● DATASET EXTRACT:
------------------------
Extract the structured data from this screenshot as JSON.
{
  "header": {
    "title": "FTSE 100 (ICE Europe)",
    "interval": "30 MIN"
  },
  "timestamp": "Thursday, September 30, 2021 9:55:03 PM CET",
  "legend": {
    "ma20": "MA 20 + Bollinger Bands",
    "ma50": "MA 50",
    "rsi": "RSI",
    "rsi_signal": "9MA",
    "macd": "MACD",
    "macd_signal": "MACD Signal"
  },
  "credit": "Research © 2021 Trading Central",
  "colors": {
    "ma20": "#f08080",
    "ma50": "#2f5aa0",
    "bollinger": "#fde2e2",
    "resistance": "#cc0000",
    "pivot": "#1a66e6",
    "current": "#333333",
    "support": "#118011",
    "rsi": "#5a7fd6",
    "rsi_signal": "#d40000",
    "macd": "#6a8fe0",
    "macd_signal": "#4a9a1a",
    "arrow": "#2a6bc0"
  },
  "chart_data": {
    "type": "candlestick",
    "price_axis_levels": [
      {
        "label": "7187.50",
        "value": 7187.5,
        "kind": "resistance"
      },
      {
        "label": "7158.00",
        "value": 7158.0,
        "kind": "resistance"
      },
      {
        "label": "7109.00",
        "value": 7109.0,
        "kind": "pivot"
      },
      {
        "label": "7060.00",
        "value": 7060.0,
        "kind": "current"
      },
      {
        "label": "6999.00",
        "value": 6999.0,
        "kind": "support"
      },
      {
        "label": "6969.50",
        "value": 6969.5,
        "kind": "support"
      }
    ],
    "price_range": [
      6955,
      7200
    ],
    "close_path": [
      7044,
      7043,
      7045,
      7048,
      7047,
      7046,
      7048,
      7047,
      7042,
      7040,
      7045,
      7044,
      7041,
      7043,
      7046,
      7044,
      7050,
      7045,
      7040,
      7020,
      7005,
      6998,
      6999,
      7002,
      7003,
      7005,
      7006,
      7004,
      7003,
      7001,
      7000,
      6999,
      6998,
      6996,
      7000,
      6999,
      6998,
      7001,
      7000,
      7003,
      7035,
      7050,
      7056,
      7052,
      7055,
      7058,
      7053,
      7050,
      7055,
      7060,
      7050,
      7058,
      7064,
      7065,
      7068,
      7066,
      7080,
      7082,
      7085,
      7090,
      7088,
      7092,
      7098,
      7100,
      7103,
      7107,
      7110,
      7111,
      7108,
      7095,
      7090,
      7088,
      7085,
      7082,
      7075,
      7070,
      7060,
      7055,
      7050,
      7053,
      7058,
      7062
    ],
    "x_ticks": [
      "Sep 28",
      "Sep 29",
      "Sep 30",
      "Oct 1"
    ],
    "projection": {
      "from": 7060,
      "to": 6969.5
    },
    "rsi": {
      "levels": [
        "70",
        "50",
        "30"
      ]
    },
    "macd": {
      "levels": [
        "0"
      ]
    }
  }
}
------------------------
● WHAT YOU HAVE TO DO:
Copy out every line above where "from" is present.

● EXERCISE ANSWER:
Extract the structured data from this screenshot as JSON.
      "from": 7060,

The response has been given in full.